[AIM OF THE EXERCISE]: Copy the data exactly. Images are to be left out.

Element data from apps and pages
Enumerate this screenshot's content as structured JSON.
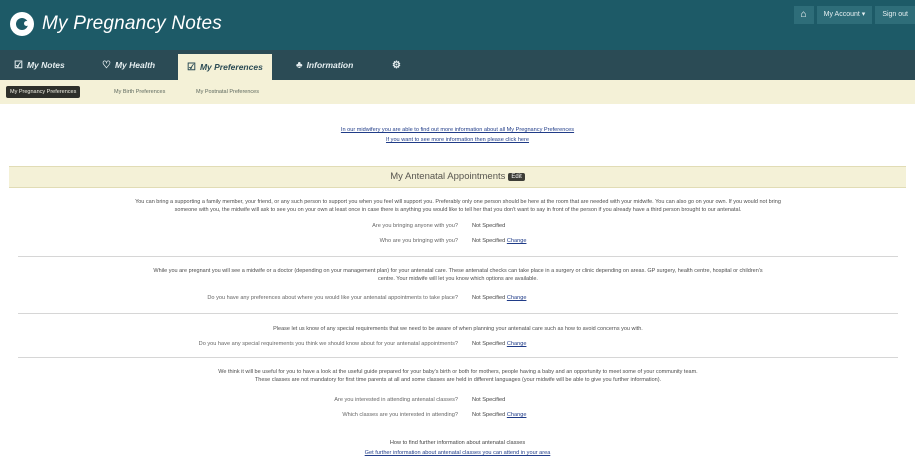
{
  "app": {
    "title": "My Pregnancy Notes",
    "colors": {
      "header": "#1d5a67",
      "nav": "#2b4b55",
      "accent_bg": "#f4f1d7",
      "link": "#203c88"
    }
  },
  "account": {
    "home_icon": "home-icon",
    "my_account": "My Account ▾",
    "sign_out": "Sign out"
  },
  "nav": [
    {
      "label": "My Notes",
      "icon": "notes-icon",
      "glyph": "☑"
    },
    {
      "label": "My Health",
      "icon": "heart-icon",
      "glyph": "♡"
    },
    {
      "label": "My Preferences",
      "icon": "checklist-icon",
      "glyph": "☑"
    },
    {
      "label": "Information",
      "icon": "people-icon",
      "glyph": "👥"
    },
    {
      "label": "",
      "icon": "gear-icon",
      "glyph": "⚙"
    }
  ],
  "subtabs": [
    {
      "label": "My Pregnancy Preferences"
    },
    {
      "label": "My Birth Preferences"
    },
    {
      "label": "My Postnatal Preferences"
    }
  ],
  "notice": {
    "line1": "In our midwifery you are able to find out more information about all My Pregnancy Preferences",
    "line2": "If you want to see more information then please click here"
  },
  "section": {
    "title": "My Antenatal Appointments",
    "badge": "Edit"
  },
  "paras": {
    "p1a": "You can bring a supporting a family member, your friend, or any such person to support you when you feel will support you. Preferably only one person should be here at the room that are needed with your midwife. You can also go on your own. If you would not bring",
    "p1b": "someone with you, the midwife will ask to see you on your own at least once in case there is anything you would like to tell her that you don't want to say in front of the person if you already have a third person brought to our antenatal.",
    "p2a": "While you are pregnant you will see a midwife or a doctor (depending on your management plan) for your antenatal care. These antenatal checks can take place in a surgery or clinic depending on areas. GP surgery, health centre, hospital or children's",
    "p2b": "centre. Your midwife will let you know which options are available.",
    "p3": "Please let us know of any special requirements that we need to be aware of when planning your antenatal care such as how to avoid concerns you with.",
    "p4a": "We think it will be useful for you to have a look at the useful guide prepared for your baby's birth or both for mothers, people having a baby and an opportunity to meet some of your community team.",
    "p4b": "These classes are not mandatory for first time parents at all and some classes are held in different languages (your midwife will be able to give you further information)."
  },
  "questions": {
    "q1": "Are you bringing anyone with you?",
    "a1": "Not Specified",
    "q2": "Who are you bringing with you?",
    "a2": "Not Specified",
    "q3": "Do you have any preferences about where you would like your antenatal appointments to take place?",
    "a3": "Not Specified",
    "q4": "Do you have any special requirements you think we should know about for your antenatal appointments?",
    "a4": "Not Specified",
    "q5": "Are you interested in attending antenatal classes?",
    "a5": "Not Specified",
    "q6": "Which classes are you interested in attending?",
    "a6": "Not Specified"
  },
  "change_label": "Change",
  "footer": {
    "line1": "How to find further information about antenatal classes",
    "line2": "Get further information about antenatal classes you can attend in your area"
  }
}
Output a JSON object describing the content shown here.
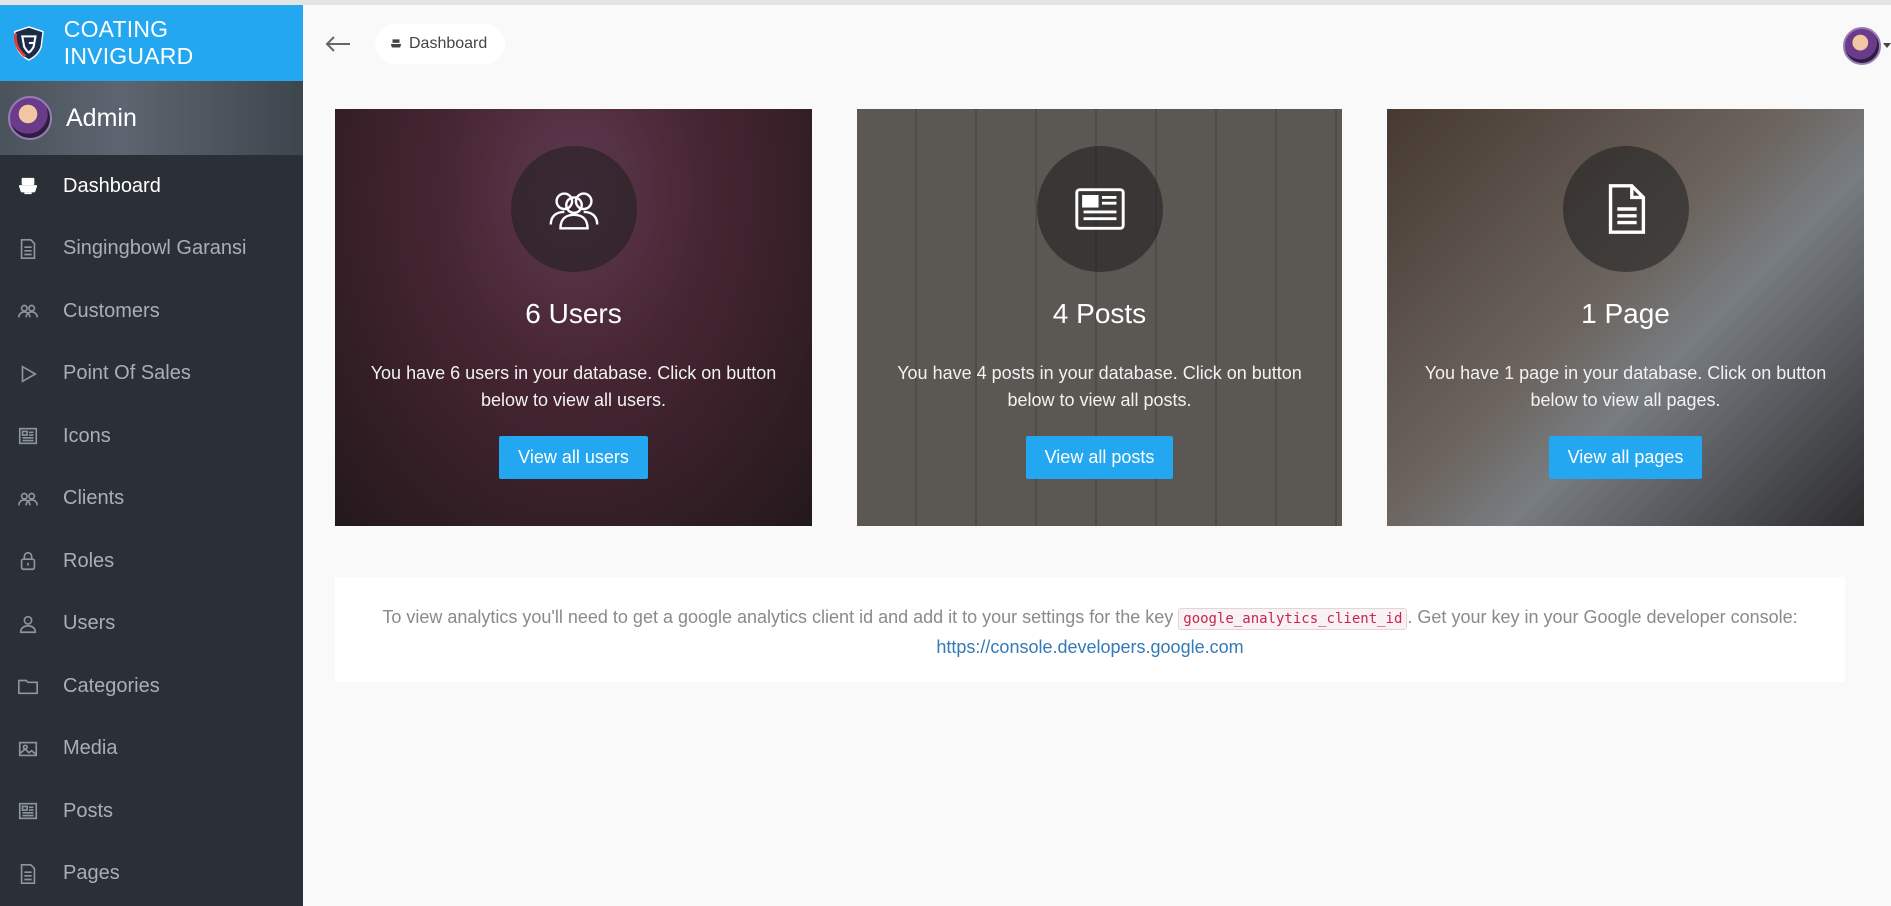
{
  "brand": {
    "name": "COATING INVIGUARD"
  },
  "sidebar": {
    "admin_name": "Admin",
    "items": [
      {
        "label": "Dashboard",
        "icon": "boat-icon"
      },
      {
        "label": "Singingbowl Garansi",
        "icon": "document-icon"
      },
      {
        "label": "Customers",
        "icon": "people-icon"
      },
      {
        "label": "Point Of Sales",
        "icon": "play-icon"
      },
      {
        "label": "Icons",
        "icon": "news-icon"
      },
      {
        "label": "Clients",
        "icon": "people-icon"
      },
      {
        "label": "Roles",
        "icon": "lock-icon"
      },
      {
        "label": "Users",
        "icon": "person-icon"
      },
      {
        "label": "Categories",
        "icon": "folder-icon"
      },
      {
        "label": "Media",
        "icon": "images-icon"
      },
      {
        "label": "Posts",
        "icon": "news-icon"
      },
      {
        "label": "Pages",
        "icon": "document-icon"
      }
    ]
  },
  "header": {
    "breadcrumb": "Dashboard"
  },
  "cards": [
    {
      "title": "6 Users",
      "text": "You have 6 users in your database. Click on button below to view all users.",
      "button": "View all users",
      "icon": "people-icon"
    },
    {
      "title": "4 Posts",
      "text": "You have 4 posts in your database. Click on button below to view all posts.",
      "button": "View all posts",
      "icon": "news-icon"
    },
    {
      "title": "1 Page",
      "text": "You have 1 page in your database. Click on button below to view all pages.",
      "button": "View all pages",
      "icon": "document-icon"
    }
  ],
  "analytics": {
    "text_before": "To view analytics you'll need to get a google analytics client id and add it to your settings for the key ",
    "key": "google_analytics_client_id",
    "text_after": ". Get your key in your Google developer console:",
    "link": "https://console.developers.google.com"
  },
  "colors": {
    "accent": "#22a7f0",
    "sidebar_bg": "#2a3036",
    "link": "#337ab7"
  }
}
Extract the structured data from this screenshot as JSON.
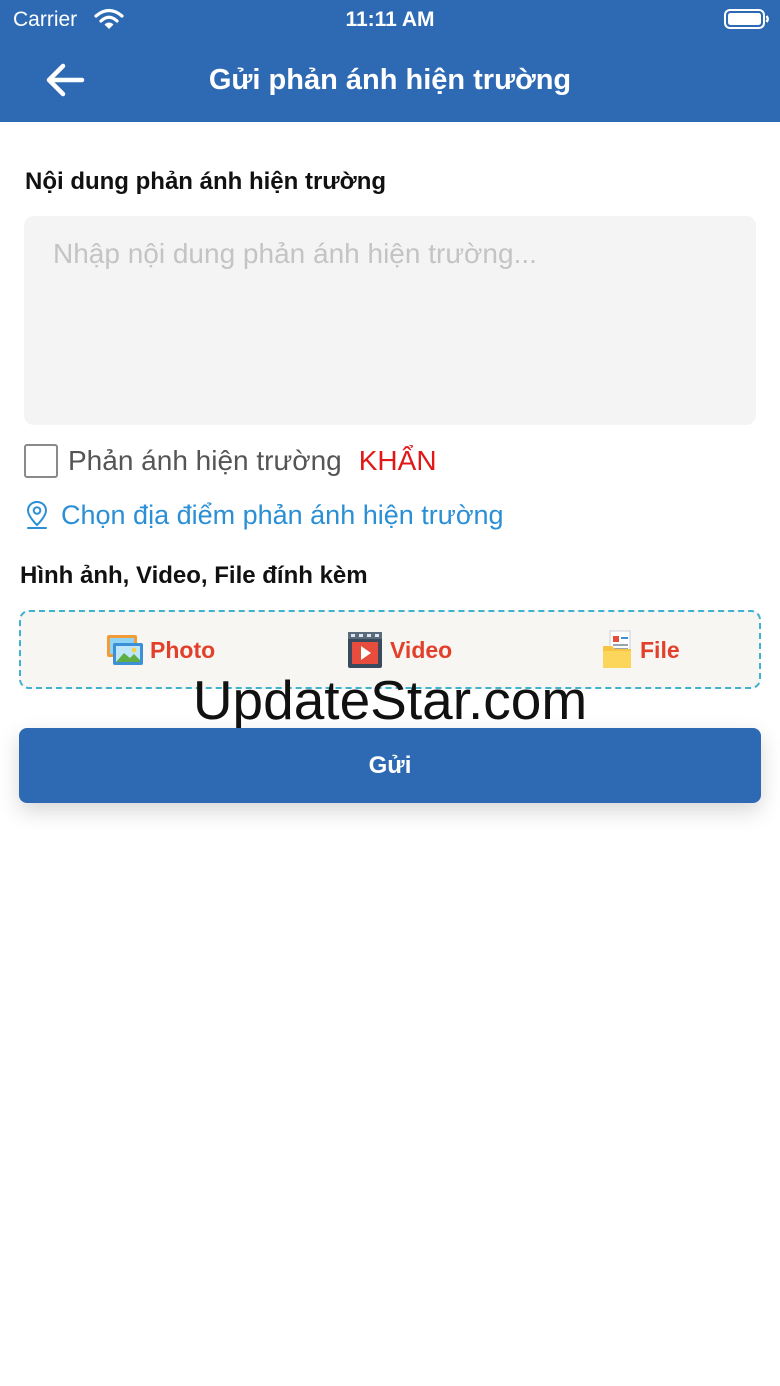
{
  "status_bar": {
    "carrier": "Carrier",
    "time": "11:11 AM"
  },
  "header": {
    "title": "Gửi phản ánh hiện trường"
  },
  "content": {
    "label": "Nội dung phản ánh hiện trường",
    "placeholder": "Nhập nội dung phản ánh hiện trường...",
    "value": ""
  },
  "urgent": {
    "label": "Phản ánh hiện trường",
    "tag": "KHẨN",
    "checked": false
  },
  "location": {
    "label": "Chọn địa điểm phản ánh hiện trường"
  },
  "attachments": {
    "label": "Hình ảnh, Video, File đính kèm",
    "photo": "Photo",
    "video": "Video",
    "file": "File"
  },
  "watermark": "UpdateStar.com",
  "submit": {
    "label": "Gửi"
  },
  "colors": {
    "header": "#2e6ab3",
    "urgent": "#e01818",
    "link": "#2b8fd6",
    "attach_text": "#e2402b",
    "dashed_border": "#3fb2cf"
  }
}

[ANSWER AREA]:
Enumerate this screenshot's content as structured JSON.
{
  "app": {
    "title": "My Pregnancy Notes",
    "colors": {
      "header": "#1d5a67",
      "nav": "#2b4b55",
      "accent_bg": "#f4f1d7",
      "link": "#203c88"
    }
  },
  "account": {
    "home_icon": "home-icon",
    "my_account": "My Account ▾",
    "sign_out": "Sign out"
  },
  "nav": [
    {
      "label": "My Notes",
      "icon": "notes-icon",
      "glyph": "☑"
    },
    {
      "label": "My Health",
      "icon": "heart-icon",
      "glyph": "♡"
    },
    {
      "label": "My Preferences",
      "icon": "checklist-icon",
      "glyph": "☑"
    },
    {
      "label": "Information",
      "icon": "people-icon",
      "glyph": "👥"
    },
    {
      "label": "",
      "icon": "gear-icon",
      "glyph": "⚙"
    }
  ],
  "subtabs": [
    {
      "label": "My Pregnancy Preferences"
    },
    {
      "label": "My Birth Preferences"
    },
    {
      "label": "My Postnatal Preferences"
    }
  ],
  "notice": {
    "line1": "In our midwifery you are able to find out more information about all My Pregnancy Preferences",
    "line2": "If you want to see more information then please click here"
  },
  "section": {
    "title": "My Antenatal Appointments",
    "badge": "Edit"
  },
  "paras": {
    "p1a": "You can bring a supporting a family member, your friend, or any such person to support you when you feel will support you. Preferably only one person should be here at the room that are needed with your midwife. You can also go on your own. If you would not bring",
    "p1b": "someone with you, the midwife will ask to see you on your own at least once in case there is anything you would like to tell her that you don't want to say in front of the person if you already have a third person brought to our antenatal.",
    "p2a": "While you are pregnant you will see a midwife or a doctor (depending on your management plan) for your antenatal care. These antenatal checks can take place in a surgery or clinic depending on areas. GP surgery, health centre, hospital or children's",
    "p2b": "centre. Your midwife will let you know which options are available.",
    "p3": "Please let us know of any special requirements that we need to be aware of when planning your antenatal care such as how to avoid concerns you with.",
    "p4a": "We think it will be useful for you to have a look at the useful guide prepared for your baby's birth or both for mothers, people having a baby and an opportunity to meet some of your community team.",
    "p4b": "These classes are not mandatory for first time parents at all and some classes are held in different languages (your midwife will be able to give you further information)."
  },
  "questions": {
    "q1": "Are you bringing anyone with you?",
    "a1": "Not Specified",
    "q2": "Who are you bringing with you?",
    "a2": "Not Specified",
    "q3": "Do you have any preferences about where you would like your antenatal appointments to take place?",
    "a3": "Not Specified",
    "q4": "Do you have any special requirements you think we should know about for your antenatal appointments?",
    "a4": "Not Specified",
    "q5": "Are you interested in attending antenatal classes?",
    "a5": "Not Specified",
    "q6": "Which classes are you interested in attending?",
    "a6": "Not Specified"
  },
  "change_label": "Change",
  "footer": {
    "line1": "How to find further information about antenatal classes",
    "line2": "Get further information about antenatal classes you can attend in your area"
  }
}
Output a JSON object describing the content shown here.
{
  "brand": {
    "name": "COATING INVIGUARD"
  },
  "sidebar": {
    "admin_name": "Admin",
    "items": [
      {
        "label": "Dashboard",
        "icon": "boat-icon"
      },
      {
        "label": "Singingbowl Garansi",
        "icon": "document-icon"
      },
      {
        "label": "Customers",
        "icon": "people-icon"
      },
      {
        "label": "Point Of Sales",
        "icon": "play-icon"
      },
      {
        "label": "Icons",
        "icon": "news-icon"
      },
      {
        "label": "Clients",
        "icon": "people-icon"
      },
      {
        "label": "Roles",
        "icon": "lock-icon"
      },
      {
        "label": "Users",
        "icon": "person-icon"
      },
      {
        "label": "Categories",
        "icon": "folder-icon"
      },
      {
        "label": "Media",
        "icon": "images-icon"
      },
      {
        "label": "Posts",
        "icon": "news-icon"
      },
      {
        "label": "Pages",
        "icon": "document-icon"
      }
    ]
  },
  "header": {
    "breadcrumb": "Dashboard"
  },
  "cards": [
    {
      "title": "6 Users",
      "text": "You have 6 users in your database. Click on button below to view all users.",
      "button": "View all users",
      "icon": "people-icon"
    },
    {
      "title": "4 Posts",
      "text": "You have 4 posts in your database. Click on button below to view all posts.",
      "button": "View all posts",
      "icon": "news-icon"
    },
    {
      "title": "1 Page",
      "text": "You have 1 page in your database. Click on button below to view all pages.",
      "button": "View all pages",
      "icon": "document-icon"
    }
  ],
  "analytics": {
    "text_before": "To view analytics you'll need to get a google analytics client id and add it to your settings for the key ",
    "key": "google_analytics_client_id",
    "text_after": ". Get your key in your Google developer console:",
    "link": "https://console.developers.google.com"
  },
  "colors": {
    "accent": "#22a7f0",
    "sidebar_bg": "#2a3036",
    "link": "#337ab7"
  }
}
Extract the structured data from this screenshot as JSON.
{
  "status_bar": {
    "carrier": "Carrier",
    "time": "11:11 AM"
  },
  "header": {
    "title": "Gửi phản ánh hiện trường"
  },
  "content": {
    "label": "Nội dung phản ánh hiện trường",
    "placeholder": "Nhập nội dung phản ánh hiện trường...",
    "value": ""
  },
  "urgent": {
    "label": "Phản ánh hiện trường",
    "tag": "KHẨN",
    "checked": false
  },
  "location": {
    "label": "Chọn địa điểm phản ánh hiện trường"
  },
  "attachments": {
    "label": "Hình ảnh, Video, File đính kèm",
    "photo": "Photo",
    "video": "Video",
    "file": "File"
  },
  "watermark": "UpdateStar.com",
  "submit": {
    "label": "Gửi"
  },
  "colors": {
    "header": "#2e6ab3",
    "urgent": "#e01818",
    "link": "#2b8fd6",
    "attach_text": "#e2402b",
    "dashed_border": "#3fb2cf"
  }
}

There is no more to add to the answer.